It's also drawn a lawsuit, from folks who would rather the crowds spend their money in established bars and restaurants. Plaintiffs claim that the "special event" loophole in the city's liquor laws was never intended to legalize semi-long-term operations like the Horticultural Society's beer gardens.

The idea behind the pop-up gardens was booster-ish. By demonstrating the potential of vacant lots around town, it was hoped that developers might invest in permanent improvements. Meanwhile, people could enjoy themselves under the stars.

But with the lawsuit looming, somehow, it just seems like we can't have nice things any more.

Posted by Ellen

The neighbors who live along the west side of a block of 21st Street near Kater had noticed that their cold water wasn't cold any more. Right out of the tap, it was hot; one of them took its temperature and found it feverish, over a hundred degrees, which is hot enough for a nice hot shower.

They called the water department, which promised to look into it. But the guys we talked to Friday morning who'd been sent to look into it might be described as less than entirely sympathetic. "They're getting free hot water," is how one of them put it. "Free hot water, and they're not happy."

The water guys suspected a leak in the steam line that runs under the sidewalk along 21st Street, which sounds like a dangerous situation, though nobody was acting particularly worried.

The guys from the steam company, on the other hand, suspected erosion under the sidewalk in the aftermath of a water main break a couple of years ago; they believed there was no longer enough dirt down there to insulate the steam line.

For reasons we cannot fully fathom, both sets of guys were looking for evidence in the sewer lines.
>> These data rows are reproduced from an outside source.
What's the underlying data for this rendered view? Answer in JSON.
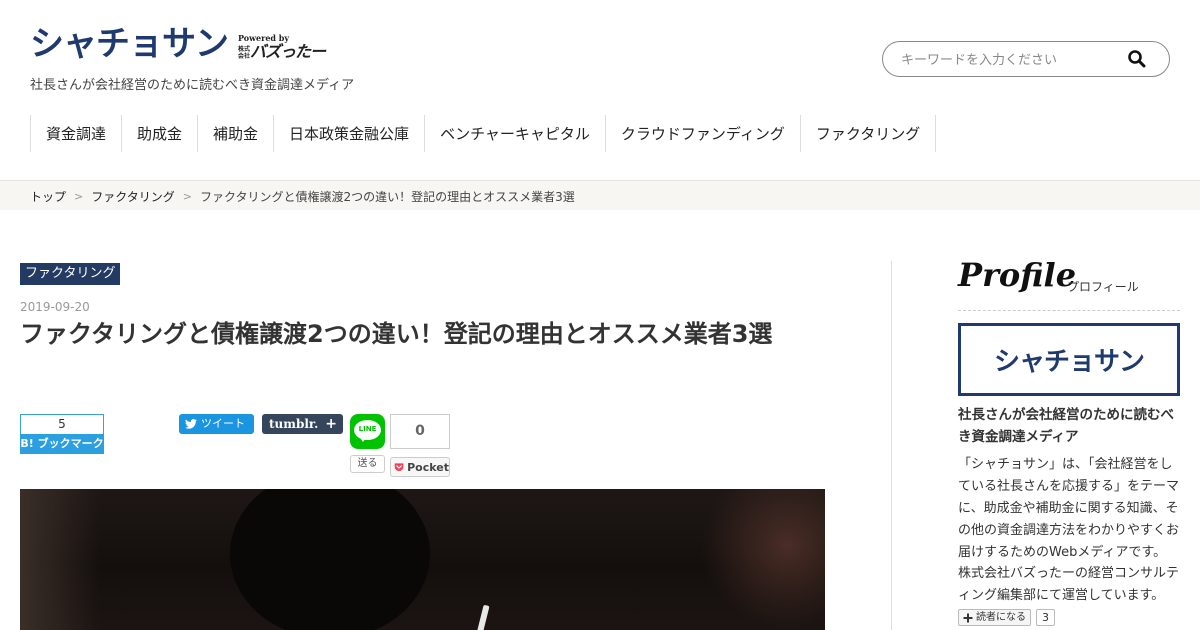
{
  "site": {
    "logo_text": "シャチョサン",
    "powered_by": "Powered by",
    "powered_kaisha": "株式会社",
    "powered_name": "バズったー",
    "tagline": "社長さんが会社経営のために読むべき資金調達メディア"
  },
  "search": {
    "placeholder": "キーワードを入力ください",
    "value": "",
    "icon": "search-icon"
  },
  "nav": {
    "items": [
      {
        "label": "資金調達"
      },
      {
        "label": "助成金"
      },
      {
        "label": "補助金"
      },
      {
        "label": "日本政策金融公庫"
      },
      {
        "label": "ベンチャーキャピタル"
      },
      {
        "label": "クラウドファンディング"
      },
      {
        "label": "ファクタリング"
      }
    ]
  },
  "breadcrumb": {
    "home": "トップ",
    "category": "ファクタリング",
    "current": "ファクタリングと債権譲渡2つの違い！登記の理由とオススメ業者3選",
    "separator": ">"
  },
  "article": {
    "category": "ファクタリング",
    "date": "2019-09-20",
    "title": "ファクタリングと債権譲渡2つの違い！登記の理由とオススメ業者3選"
  },
  "share": {
    "hatena_count": "5",
    "hatena_label": "B! ブックマーク",
    "tweet_label": "ツイート",
    "tumblr_label": "tumblr.",
    "tumblr_plus": "+",
    "line_label": "LINE",
    "line_send": "送る",
    "pocket_count": "0",
    "pocket_label": "Pocket"
  },
  "sidebar": {
    "profile_title": "Profile",
    "profile_sub": "プロフィール",
    "logo_text": "シャチョサン",
    "headline": "社長さんが会社経営のために読むべき資金調達メディア",
    "description": "「シャチョサン」は、「会社経営をしている社長さんを応援する」をテーマに、助成金や補助金に関する知識、その他の資金調達方法をわかりやすくお届けするためのWebメディアです。",
    "description2": "株式会社バズったーの経営コンサルティング編集部にて運営しています。",
    "subscribe_label": "読者になる",
    "subscribe_count": "3"
  },
  "colors": {
    "brand": "#1f3a6e",
    "category_badge": "#233a63",
    "twitter": "#1b95e0",
    "tumblr": "#35465c",
    "line": "#00c300",
    "pocket": "#ef4056",
    "hatena": "#2b9fe0"
  }
}
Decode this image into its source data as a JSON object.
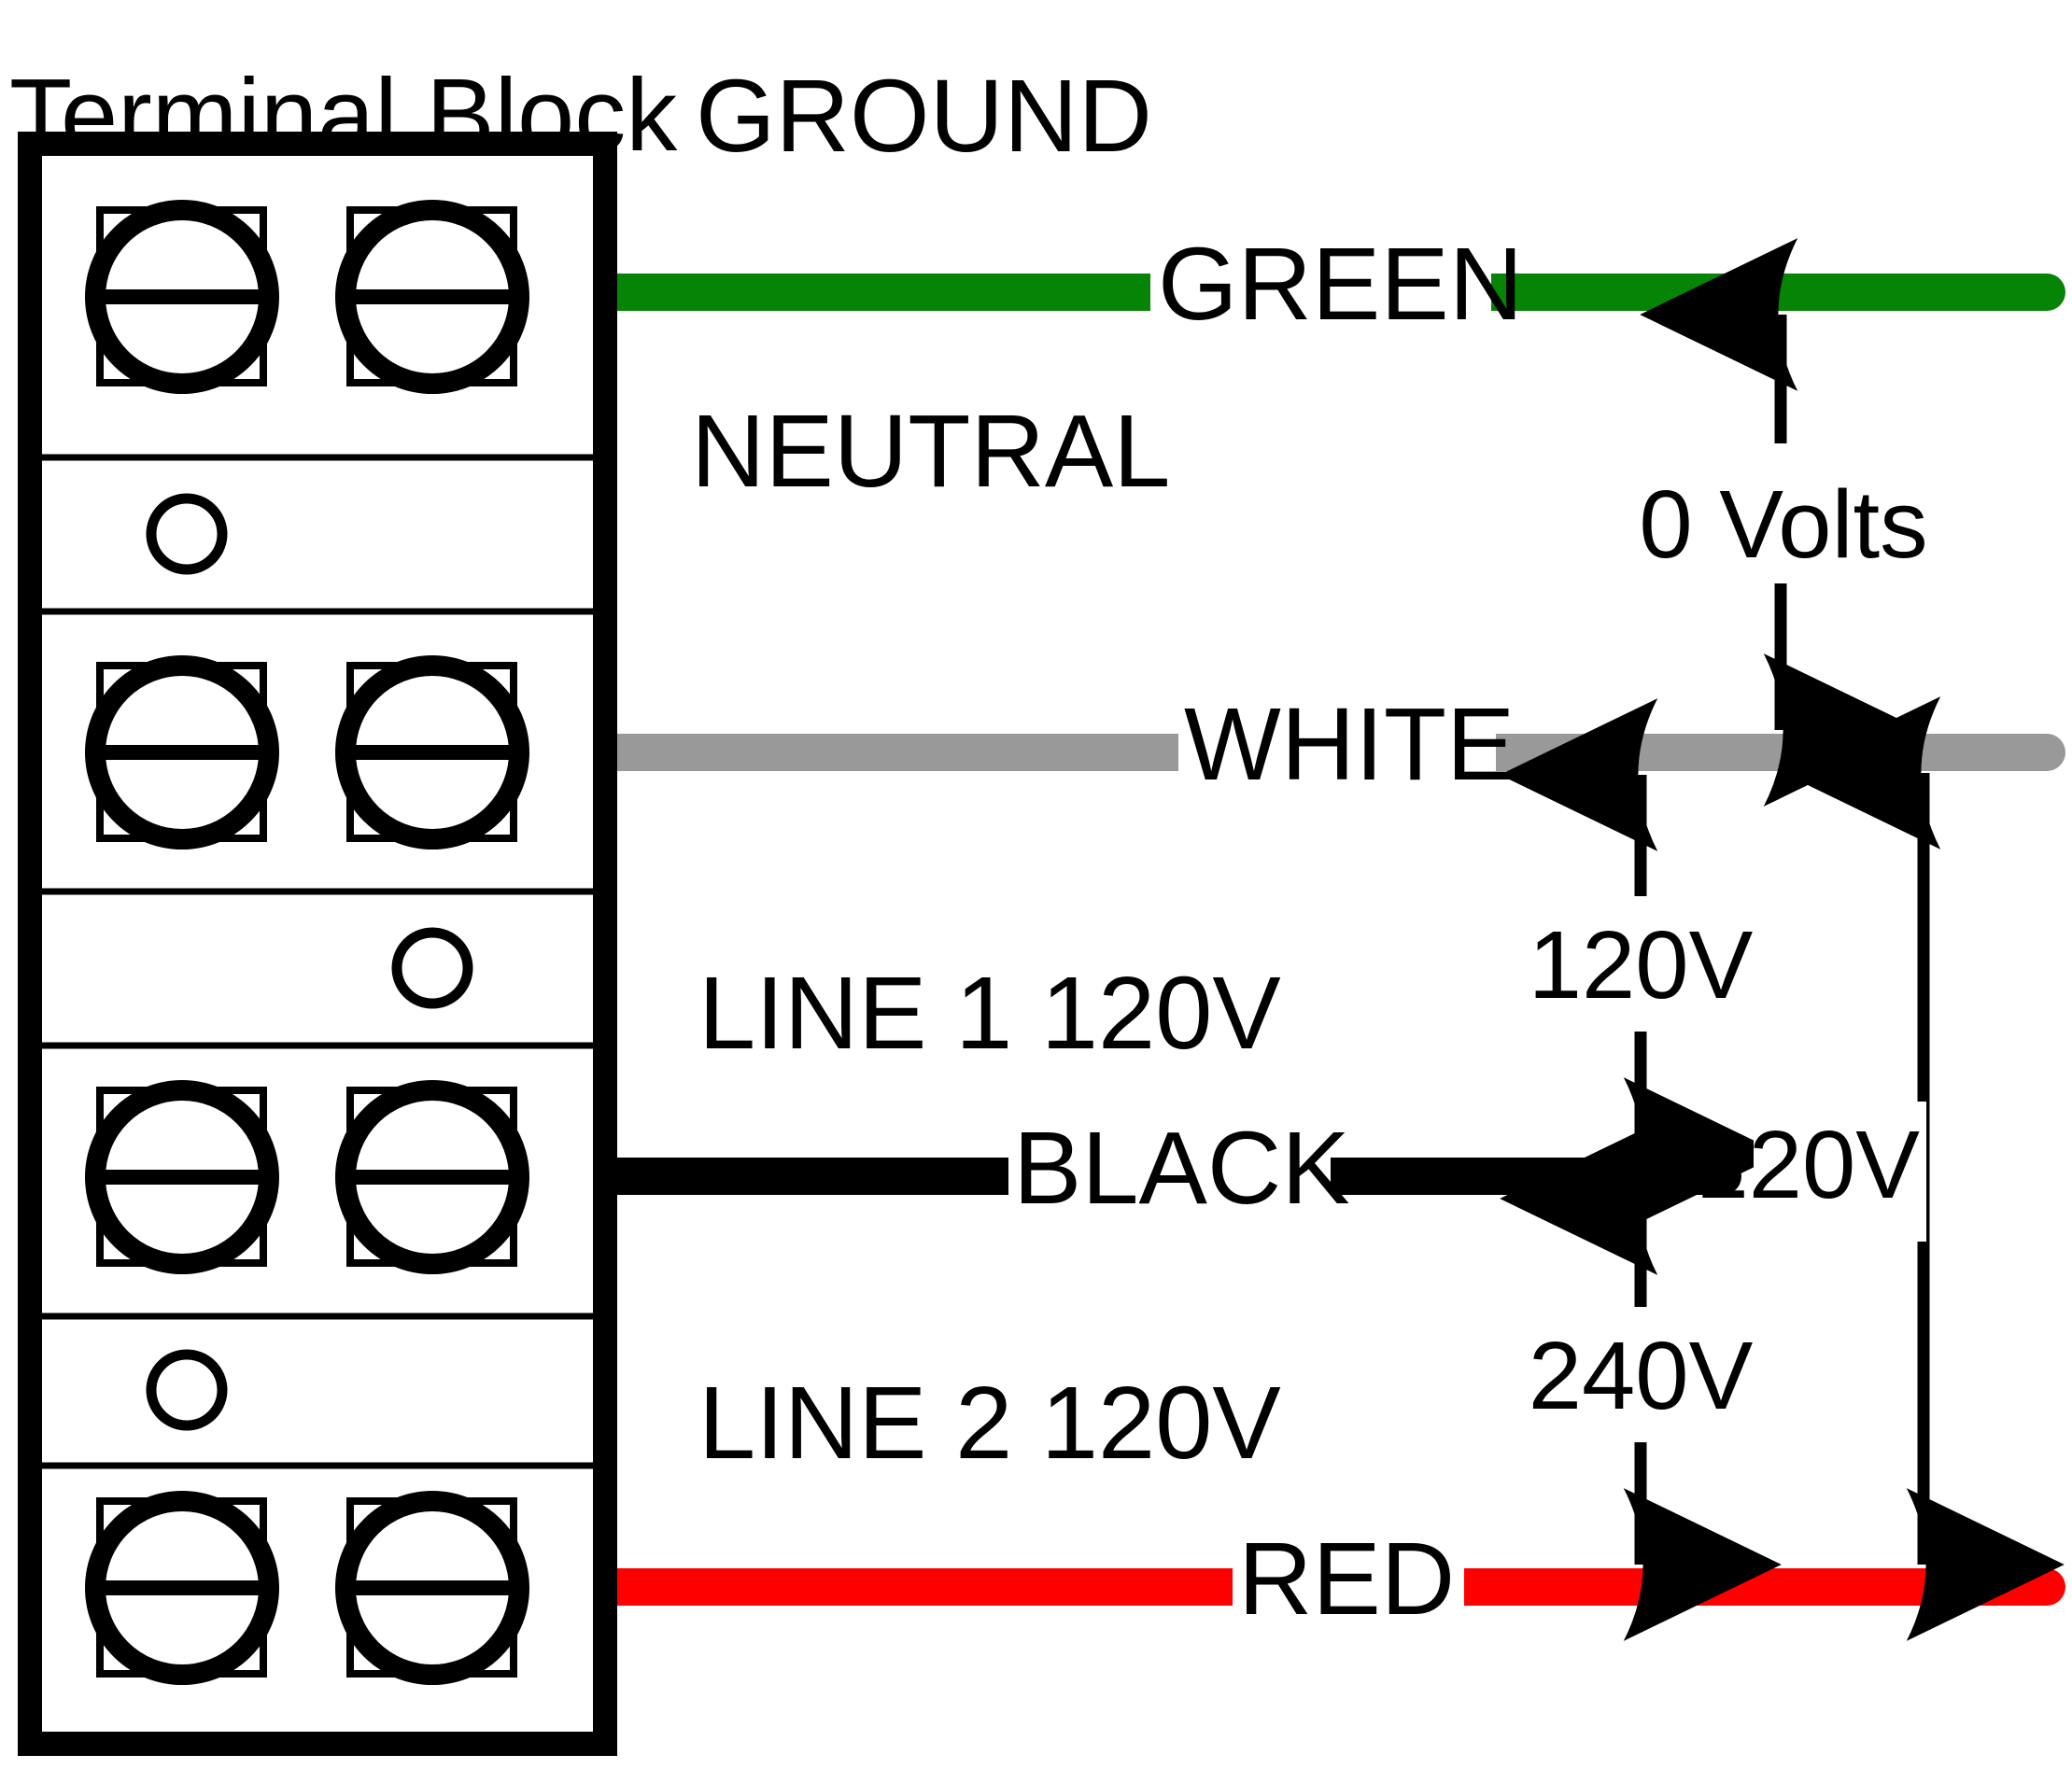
{
  "diagram": {
    "title": "Terminal Block",
    "type": "electrical-wiring-diagram",
    "background_color": "#ffffff"
  },
  "terminal_block": {
    "label": "Terminal Block",
    "outline_color": "#000000",
    "screw_rows": 4,
    "divider_rows": 3,
    "screws_per_row": 2,
    "divider_hole_label": ""
  },
  "conductors": [
    {
      "function_label": "GROUND",
      "wire_label": "GREEN",
      "color": "#068406",
      "color_name": "green"
    },
    {
      "function_label": "NEUTRAL",
      "wire_label": "WHITE",
      "color": "#999999",
      "color_name": "white"
    },
    {
      "function_label": "LINE 1  120V",
      "wire_label": "BLACK",
      "color": "#000000",
      "color_name": "black"
    },
    {
      "function_label": "LINE 2  120V",
      "wire_label": "RED",
      "color": "#FF0000",
      "color_name": "red"
    }
  ],
  "measurements": [
    {
      "id": "ground-to-neutral",
      "label": "0 Volts",
      "from": "GREEN",
      "to": "WHITE",
      "value": 0,
      "unit": "Volts"
    },
    {
      "id": "neutral-to-line1",
      "label": "120V",
      "from": "WHITE",
      "to": "BLACK",
      "value": 120,
      "unit": "V"
    },
    {
      "id": "line1-to-line2",
      "label": "240V",
      "from": "BLACK",
      "to": "RED",
      "value": 240,
      "unit": "V"
    },
    {
      "id": "neutral-to-line2",
      "label": "120V",
      "from": "WHITE",
      "to": "RED",
      "value": 120,
      "unit": "V"
    }
  ]
}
The crew pictured here took the low-tech approach, using shovels and eyeballs; another crew had fancier technology, basically a snake with a video camera at its head, transmitting images onto a screen set up in the back of a van.

We asked what they were seeing on the screen. "Nothing yet," they said. "Just sewer."

We asked what they were looking for. They kind of snorted. "Steam," they said.

By mid-afternoon, everybody had packed up and gone home. We're not sure if they saw any steam, but the neighbors are still getting free hot water.

Posted by Ellen

At this power plant at the edge of the neighborhood, the smokestacks that once belched day and night have been quiet now for a couple of years.

Power is still generated here at the Schuylkill complex on Grays Ferry Road, but at a newer facility immediately behind the one pictured above. Veolia Energy bought the newer part of the plant from Philadelphia's municipal electric company and converted its fuel source from oil to natural gas; that single modification reduced greenhouse gas emissions for the city as a whole, it is said, by almost 2 percent, equivalent to taking 60,000 cars off the road.

Veolia makes steam here for center city Philadelphia's centralized heating. And it does release a little smoke, not from these stacks but from a chimney behind them, not visible in the picture.